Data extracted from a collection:
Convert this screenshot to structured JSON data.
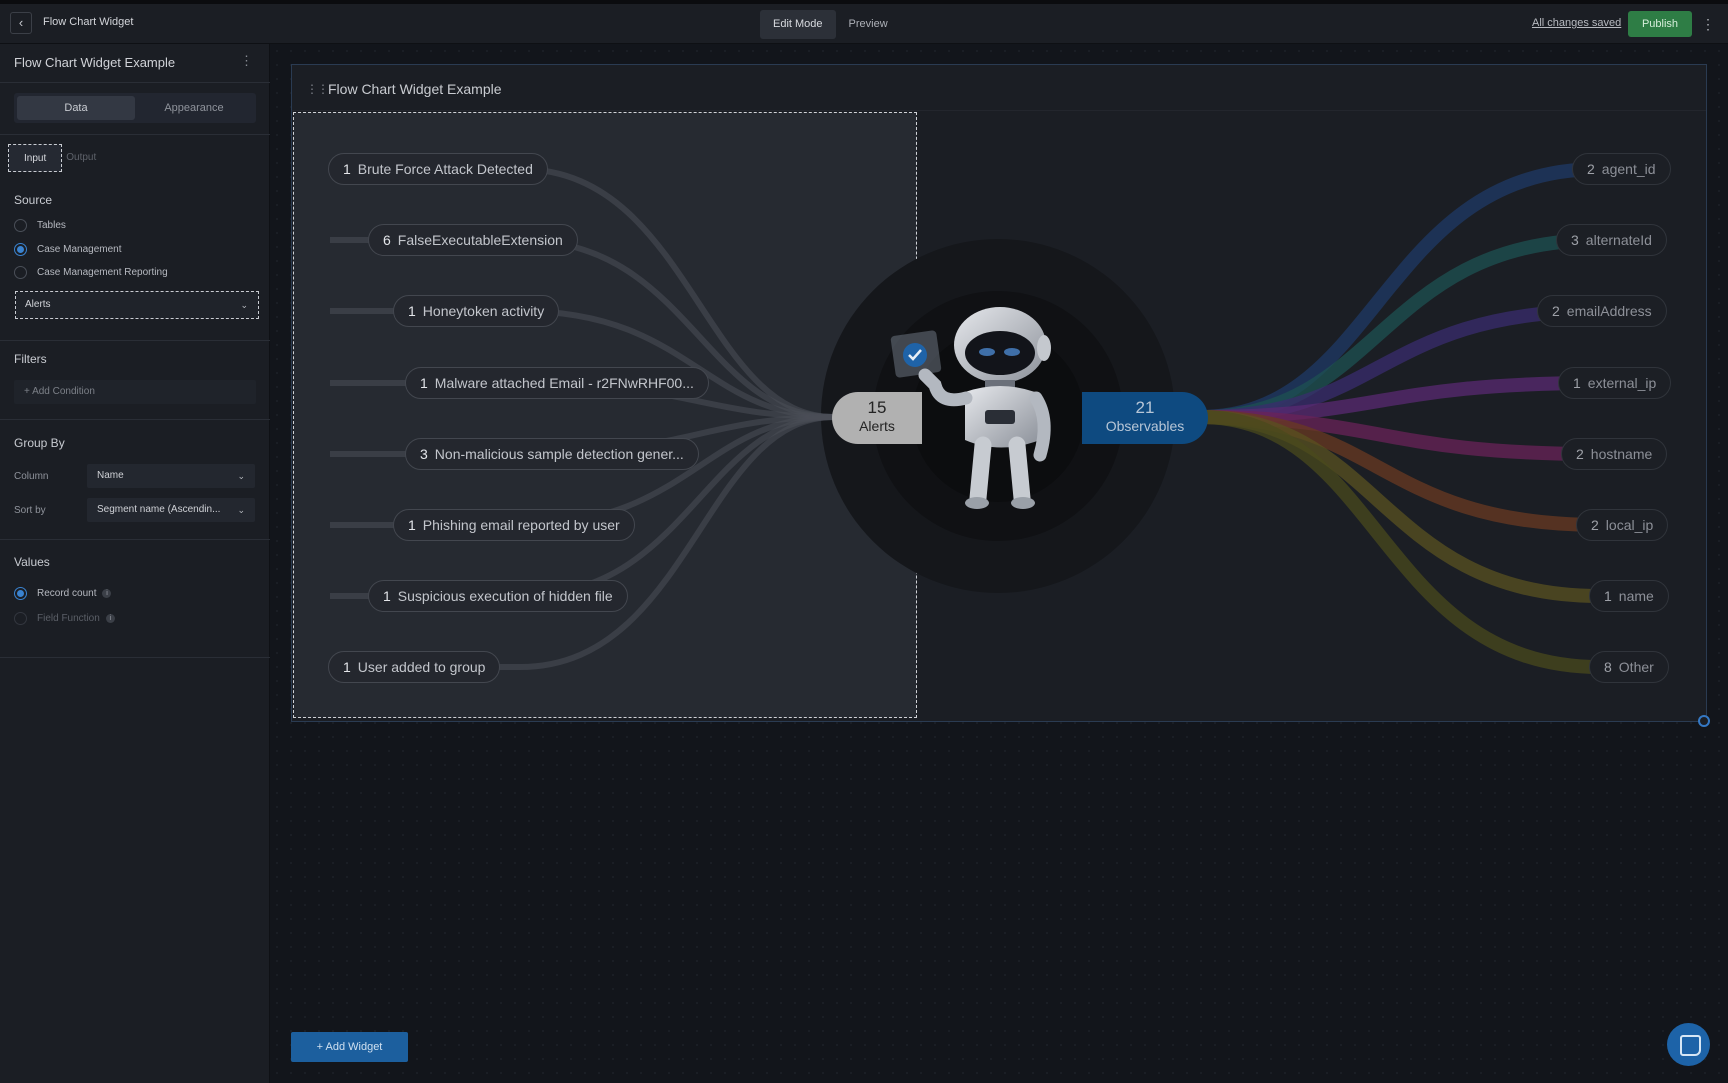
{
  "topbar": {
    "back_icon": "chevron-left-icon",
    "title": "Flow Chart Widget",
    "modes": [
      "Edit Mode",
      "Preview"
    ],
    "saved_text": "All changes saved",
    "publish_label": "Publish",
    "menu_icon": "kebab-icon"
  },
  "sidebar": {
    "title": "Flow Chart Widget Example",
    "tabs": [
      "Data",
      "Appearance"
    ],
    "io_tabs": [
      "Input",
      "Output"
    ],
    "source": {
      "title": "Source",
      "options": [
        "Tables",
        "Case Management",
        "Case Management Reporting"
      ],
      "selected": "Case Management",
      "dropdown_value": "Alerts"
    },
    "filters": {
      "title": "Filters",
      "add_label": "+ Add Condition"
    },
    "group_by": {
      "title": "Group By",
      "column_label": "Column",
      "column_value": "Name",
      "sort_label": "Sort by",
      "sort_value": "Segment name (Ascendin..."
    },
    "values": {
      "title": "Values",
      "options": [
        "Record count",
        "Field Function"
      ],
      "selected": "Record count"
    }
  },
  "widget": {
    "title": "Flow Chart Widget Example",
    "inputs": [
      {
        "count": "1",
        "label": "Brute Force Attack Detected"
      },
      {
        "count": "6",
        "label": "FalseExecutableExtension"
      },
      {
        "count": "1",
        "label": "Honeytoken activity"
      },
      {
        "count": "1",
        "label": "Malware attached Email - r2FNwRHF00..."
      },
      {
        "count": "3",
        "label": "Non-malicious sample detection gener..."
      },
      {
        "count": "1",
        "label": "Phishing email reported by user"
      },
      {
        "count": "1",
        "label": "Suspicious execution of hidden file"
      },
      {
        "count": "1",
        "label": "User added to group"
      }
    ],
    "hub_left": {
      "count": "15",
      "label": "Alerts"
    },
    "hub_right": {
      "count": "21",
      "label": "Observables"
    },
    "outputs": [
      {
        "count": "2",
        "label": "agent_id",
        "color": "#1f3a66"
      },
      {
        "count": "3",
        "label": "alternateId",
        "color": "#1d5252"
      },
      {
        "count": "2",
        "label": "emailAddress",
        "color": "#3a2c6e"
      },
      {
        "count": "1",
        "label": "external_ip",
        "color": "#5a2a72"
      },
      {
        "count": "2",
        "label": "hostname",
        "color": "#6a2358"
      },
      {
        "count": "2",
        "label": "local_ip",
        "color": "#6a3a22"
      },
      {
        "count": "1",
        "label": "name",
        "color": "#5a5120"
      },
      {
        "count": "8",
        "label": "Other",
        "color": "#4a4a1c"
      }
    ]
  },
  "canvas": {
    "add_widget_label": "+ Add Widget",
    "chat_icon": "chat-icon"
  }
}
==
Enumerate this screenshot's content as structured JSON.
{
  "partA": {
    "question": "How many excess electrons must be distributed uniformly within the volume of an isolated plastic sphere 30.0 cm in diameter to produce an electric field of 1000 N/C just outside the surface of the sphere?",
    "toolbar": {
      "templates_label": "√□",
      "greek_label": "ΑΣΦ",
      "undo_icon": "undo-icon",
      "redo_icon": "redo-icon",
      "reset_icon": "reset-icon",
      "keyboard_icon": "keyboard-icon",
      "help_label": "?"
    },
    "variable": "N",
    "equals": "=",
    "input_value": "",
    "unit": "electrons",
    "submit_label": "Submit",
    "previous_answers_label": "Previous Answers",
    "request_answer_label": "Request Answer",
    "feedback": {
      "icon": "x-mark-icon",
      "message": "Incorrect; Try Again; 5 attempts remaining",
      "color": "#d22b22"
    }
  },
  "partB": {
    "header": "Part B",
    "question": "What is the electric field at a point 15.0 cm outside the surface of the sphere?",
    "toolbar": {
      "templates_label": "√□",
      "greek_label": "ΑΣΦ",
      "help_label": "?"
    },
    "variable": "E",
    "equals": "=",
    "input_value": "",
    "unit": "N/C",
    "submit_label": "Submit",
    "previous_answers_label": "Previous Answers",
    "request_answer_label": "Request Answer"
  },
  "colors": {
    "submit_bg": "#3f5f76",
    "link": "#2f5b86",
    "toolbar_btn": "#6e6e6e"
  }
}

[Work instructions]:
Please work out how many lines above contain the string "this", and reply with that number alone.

[Task result]:
2